• WHAT YOU ARE ASKED TO DO: From the entries, copy every line that carries the string "screenshot".
****
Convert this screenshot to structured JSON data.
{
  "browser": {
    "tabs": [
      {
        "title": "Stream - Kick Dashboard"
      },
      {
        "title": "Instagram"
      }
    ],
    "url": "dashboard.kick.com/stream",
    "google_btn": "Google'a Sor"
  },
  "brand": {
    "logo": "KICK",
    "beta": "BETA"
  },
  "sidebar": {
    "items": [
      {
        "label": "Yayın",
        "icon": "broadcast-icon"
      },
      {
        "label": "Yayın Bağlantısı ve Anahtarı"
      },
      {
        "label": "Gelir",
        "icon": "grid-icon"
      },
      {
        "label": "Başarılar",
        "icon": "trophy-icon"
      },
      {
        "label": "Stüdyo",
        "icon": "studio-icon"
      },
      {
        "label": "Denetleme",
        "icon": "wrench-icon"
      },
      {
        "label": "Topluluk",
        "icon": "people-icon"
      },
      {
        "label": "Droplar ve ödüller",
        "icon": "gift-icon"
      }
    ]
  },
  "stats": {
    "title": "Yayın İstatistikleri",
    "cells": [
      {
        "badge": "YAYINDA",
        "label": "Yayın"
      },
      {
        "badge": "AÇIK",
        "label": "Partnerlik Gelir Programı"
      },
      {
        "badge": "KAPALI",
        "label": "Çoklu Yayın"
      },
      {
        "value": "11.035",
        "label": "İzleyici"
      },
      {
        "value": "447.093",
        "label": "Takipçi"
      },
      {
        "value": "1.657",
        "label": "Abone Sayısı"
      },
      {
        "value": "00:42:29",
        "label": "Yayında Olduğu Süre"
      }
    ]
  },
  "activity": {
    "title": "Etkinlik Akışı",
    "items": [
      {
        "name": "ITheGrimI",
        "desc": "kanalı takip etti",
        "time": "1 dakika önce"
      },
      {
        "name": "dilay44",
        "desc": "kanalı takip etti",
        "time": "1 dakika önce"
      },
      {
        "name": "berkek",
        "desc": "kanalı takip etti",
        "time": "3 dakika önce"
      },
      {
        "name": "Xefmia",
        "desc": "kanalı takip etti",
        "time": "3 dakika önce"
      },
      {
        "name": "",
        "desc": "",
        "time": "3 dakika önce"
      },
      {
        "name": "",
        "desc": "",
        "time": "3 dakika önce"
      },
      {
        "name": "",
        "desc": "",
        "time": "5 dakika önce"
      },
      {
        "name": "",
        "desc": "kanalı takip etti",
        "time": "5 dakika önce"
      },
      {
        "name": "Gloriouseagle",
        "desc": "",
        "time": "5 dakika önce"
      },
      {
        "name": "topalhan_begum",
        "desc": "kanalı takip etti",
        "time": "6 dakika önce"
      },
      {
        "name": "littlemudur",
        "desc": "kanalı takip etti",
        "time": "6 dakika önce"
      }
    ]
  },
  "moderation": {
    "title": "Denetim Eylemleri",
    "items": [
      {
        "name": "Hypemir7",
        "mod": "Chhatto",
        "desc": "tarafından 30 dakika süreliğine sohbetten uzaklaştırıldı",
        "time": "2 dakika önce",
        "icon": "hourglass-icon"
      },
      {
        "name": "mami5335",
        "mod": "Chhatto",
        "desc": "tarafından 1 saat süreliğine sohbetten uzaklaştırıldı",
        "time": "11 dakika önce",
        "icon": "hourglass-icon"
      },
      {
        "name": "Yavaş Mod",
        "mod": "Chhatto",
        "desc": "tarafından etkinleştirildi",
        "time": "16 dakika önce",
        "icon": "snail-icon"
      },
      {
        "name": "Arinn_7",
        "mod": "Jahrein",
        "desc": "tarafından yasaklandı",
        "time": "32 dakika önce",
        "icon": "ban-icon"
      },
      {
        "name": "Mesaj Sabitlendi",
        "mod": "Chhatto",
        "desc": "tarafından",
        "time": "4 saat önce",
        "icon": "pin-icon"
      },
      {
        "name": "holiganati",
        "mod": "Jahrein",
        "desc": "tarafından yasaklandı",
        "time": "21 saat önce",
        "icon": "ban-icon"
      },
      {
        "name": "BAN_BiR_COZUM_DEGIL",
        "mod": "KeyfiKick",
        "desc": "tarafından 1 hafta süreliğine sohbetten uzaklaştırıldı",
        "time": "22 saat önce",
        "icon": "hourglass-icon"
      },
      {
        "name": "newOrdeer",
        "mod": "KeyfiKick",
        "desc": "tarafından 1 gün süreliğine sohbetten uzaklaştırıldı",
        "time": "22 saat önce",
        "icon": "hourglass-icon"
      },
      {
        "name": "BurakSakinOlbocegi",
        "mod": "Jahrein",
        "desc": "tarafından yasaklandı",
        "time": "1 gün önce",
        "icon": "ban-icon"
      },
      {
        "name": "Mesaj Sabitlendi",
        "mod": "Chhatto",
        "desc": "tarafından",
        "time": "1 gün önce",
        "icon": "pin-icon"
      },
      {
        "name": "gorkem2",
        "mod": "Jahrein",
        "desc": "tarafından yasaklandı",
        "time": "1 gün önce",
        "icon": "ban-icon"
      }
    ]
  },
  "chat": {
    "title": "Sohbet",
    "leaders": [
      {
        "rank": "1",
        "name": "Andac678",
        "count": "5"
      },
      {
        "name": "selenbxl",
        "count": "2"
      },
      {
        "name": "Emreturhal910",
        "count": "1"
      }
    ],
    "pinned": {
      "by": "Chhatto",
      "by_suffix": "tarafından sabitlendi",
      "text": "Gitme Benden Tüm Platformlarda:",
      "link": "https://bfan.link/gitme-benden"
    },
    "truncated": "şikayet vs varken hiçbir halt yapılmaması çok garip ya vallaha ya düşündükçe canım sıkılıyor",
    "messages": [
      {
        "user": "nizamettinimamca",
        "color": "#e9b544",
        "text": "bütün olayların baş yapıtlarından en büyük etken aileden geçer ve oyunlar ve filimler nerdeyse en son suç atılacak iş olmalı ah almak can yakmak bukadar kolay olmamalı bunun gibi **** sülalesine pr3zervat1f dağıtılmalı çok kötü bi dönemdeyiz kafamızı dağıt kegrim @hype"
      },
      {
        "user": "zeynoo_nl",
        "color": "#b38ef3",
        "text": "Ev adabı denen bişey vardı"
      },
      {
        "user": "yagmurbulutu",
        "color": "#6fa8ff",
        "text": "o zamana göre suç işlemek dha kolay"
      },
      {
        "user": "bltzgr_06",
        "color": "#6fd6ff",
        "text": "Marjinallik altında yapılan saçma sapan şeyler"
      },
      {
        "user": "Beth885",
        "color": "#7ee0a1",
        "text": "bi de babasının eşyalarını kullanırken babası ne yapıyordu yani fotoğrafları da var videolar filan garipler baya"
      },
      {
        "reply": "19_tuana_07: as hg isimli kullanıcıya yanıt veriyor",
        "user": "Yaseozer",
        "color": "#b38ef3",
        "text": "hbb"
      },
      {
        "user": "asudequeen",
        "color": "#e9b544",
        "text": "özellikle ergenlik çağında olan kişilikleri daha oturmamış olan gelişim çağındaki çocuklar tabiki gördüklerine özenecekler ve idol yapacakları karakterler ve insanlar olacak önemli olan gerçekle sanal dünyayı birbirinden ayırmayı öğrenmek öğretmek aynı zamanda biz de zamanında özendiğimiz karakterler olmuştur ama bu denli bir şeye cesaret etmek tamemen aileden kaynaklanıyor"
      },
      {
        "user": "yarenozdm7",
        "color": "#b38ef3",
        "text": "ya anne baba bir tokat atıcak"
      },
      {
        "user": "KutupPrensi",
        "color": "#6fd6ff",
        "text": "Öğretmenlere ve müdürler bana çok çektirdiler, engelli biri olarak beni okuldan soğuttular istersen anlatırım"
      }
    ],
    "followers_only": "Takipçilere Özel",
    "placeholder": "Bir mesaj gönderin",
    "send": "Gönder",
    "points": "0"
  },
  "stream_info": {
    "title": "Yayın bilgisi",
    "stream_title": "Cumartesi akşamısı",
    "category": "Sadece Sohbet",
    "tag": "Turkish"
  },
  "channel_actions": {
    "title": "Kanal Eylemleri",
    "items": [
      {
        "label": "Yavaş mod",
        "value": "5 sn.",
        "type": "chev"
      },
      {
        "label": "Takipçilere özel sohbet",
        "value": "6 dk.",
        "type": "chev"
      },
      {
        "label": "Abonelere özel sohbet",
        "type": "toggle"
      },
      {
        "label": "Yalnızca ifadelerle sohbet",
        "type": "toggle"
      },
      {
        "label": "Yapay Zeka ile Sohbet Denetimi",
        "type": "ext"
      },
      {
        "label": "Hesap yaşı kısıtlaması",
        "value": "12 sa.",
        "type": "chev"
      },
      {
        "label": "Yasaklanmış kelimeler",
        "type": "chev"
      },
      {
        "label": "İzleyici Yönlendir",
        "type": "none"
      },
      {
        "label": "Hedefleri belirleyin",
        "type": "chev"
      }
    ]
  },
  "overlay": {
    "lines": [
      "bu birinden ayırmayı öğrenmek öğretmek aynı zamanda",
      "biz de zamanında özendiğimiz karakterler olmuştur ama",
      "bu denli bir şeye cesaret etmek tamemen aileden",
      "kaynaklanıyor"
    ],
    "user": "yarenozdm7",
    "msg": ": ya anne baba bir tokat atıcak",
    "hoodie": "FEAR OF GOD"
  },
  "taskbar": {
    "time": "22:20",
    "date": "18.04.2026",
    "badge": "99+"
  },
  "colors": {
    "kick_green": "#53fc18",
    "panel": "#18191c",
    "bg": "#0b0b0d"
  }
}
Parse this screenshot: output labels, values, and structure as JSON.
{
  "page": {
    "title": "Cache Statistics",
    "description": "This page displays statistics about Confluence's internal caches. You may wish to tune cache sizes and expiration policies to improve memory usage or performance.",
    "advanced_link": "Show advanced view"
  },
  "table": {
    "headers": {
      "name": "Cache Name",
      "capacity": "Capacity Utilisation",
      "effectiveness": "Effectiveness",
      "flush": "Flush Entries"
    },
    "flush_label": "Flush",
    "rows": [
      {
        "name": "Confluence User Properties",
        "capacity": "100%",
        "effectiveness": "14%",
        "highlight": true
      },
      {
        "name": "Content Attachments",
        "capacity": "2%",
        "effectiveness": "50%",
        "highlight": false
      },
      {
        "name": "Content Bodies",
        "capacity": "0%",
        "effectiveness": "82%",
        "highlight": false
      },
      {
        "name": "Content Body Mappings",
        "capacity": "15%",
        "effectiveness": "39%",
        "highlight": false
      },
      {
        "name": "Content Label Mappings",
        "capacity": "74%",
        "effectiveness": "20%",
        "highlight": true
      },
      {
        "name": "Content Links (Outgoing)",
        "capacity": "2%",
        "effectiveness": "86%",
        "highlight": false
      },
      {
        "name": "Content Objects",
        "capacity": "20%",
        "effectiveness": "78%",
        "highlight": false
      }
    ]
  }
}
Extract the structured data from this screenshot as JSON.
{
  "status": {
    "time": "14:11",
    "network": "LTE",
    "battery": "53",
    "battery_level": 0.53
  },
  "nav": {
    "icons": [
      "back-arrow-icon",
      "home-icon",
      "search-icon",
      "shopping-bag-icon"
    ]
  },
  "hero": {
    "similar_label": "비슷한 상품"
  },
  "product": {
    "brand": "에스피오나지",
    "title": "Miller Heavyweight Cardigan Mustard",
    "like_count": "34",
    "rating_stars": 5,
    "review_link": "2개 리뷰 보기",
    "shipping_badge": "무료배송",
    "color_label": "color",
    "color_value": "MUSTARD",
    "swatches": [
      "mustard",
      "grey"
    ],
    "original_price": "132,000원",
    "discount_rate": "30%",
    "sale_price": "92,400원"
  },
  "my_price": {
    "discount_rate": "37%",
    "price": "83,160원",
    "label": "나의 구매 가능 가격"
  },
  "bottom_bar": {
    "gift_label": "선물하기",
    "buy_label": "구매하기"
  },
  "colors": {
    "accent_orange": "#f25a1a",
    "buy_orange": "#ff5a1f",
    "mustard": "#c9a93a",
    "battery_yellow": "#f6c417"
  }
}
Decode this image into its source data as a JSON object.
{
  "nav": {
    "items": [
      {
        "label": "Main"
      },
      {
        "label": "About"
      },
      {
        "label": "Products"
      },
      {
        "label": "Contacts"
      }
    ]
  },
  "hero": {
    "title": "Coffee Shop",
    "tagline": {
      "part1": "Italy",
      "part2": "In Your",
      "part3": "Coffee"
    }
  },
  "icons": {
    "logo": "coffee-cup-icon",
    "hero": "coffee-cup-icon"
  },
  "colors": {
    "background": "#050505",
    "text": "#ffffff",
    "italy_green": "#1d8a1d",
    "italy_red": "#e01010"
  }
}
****
• ANSWER TO THE EXERCISE:
Convert this screenshot to structured JSON data.
Parse this screenshot: output labels, values, and structure as JSON.
Extract the structured data from this screenshot as JSON.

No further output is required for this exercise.